This past weekend was Wags n Whiskers weekend, a big dog event that happens in Shirlington every year…I remember it well, because it was the last weekend I went to Lucky Dog adoption events before they got hard for me.
Wags ‘n Whiskers is also where I met my “forever” family. When I moved in with this family, they signed a form and got me a new collar and leash, and an ID tag with a new name. I figured this place would be special because it was so official looking with the paperwork, and I wanted to hold onto it for as long and hard as I could.
I think maybe I tried to hold on too hard, and I got to be really scared of the things outside my “forever” home. I got scared the scary things would hurt them, or that they would hurt me. The “forever” family took me to a vet who kept touching me in ways I didn’t like, and strange people kept coming up to so fast that I didn’t know what to do but bark and lunge and tell them to please give me space. The vet called me some choice words, among them that I was “aggressive toward everything” and “aggressive without warning”. He said that I was “dangerous to my family and to the public.” He said things like that I shouldn’t be allowed to go to the dog park (one of my favorite places on Earth) and that I should not be approached when eating.
That A word was used a lot, and if I’m being honest, it still hurts my feelings when I think about it.
My “forever” family kept trying to force me to meet new people after a few days. I kept getting scared and asking the new scary people to go away as loudly as I could. I thought maybe the “forever” family couldn’t hear me or didn’t understand me, so I yelled louder. My “forever” family said they were afraid of me, and the scary vet called them to say they should return me. He said that I would turn on them without warning. I didn’t know how to show them that I was really the most afraid of all, and just wanted for them to help me feel safe. They started calling me the A word that the scary vet did, and they said they couldn’t keep me anymore.

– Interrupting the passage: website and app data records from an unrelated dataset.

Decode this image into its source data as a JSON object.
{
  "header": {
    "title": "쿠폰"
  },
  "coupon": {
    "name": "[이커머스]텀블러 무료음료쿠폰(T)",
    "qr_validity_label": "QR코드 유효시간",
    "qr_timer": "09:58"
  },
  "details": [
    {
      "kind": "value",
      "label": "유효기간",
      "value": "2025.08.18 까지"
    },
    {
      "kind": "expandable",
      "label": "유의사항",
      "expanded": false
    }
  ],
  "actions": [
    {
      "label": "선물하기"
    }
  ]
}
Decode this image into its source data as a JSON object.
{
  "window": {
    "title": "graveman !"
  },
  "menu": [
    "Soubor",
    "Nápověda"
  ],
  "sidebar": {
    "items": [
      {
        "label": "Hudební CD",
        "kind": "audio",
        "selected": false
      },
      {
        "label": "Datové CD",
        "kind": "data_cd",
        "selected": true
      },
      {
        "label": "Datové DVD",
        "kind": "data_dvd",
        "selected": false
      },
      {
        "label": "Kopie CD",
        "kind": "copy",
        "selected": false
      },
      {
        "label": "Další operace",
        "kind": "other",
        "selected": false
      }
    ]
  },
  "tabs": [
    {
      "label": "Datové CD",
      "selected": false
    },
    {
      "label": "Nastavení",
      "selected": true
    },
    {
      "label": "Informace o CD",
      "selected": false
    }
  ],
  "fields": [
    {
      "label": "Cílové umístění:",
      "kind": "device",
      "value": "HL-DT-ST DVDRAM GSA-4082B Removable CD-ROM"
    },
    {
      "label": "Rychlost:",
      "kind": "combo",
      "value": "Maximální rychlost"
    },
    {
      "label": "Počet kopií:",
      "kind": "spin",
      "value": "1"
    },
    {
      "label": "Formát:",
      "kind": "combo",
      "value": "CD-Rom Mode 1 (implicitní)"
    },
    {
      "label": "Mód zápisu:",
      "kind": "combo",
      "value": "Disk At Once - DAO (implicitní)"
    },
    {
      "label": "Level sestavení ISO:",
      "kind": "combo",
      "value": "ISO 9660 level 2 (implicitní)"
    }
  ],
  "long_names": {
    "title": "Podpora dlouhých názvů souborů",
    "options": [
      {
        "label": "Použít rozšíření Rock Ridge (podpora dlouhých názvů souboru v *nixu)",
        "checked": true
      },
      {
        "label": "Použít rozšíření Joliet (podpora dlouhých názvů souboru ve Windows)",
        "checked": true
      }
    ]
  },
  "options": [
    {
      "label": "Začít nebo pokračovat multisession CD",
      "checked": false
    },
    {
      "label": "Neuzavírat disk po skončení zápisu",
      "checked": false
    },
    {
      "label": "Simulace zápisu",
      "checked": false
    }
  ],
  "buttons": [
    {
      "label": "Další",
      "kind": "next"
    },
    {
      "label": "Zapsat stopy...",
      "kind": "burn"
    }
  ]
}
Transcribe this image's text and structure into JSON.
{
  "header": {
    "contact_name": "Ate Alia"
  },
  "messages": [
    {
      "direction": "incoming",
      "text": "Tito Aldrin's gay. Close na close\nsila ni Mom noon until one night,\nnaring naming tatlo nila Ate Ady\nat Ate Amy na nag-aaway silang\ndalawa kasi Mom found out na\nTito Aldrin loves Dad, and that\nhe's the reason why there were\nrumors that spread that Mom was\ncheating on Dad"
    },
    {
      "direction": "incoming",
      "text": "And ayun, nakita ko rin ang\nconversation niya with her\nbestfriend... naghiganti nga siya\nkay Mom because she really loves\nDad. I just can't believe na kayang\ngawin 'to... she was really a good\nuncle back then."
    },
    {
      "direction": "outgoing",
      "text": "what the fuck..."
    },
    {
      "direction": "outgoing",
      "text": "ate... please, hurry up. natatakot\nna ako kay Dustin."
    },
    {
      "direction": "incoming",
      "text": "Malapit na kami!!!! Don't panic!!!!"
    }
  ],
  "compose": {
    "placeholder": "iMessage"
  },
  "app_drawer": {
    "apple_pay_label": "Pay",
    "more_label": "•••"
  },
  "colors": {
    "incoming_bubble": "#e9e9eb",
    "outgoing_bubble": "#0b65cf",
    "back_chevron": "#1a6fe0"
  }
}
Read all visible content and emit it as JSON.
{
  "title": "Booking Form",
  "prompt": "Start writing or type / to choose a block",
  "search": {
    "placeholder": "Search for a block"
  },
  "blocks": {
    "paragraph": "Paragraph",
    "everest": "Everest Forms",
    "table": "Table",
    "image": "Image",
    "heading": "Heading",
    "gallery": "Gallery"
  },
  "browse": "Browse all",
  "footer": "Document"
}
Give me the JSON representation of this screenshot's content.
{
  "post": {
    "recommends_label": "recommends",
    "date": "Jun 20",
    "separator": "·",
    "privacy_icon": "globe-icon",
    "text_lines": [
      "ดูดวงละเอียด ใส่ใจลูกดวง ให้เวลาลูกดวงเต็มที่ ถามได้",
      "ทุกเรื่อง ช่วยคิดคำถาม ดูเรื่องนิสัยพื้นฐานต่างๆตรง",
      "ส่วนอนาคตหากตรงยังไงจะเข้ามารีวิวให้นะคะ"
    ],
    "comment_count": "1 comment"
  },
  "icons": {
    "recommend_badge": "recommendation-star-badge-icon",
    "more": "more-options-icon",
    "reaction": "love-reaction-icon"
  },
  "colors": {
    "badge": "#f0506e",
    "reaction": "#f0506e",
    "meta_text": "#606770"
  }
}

I started to think forever wasn’t really anything special. Or maybe I just didn’t understand forever after all.
I got bounced back to the foster care system, and after a few days in doggy daycare, I got picked up to go to another house by a lady, a man, and a little dog.
I worried that like the homes that came before it, I wouldn’t stay very long.
But I stayed. I stayed longer than I ever had stayed in a home before. It was a foster home, but it felt the most real out of the other homes I went to before. When I barked and pulled to get at the scary things so they would leave us alone, they didn’t act afraid of me. Instead, they tried to help me learn that the things weren’t scary, but until I could really learn that, they would work to protect me from them. When they brought me to daycare to play with friends, they came back for me.
Sometimes they made mistakes, but I forgave them. Sometimes, I made mistakes, but they forgave me.
I started remembering that smiling is my favorite.
It’s been a year since I went to my “forever” home, and for awhile after that, I didn’t believe much in forever, but the foster lady kept saying she was going to help me find it. Then one day, the foster lady came home and gave me a new collar. She said that I deserved forever, and said that she would teach me forever. For real forever. And she said I could call her Mama from now on.
Trainer people say that dogs learn best when you show them what you mean, and then pair it with a word after they learn the action. I didn’t understand forever at first, but I sure do understand it now.
I think maybe that’s because my family showed me what it meant before they gave it a name.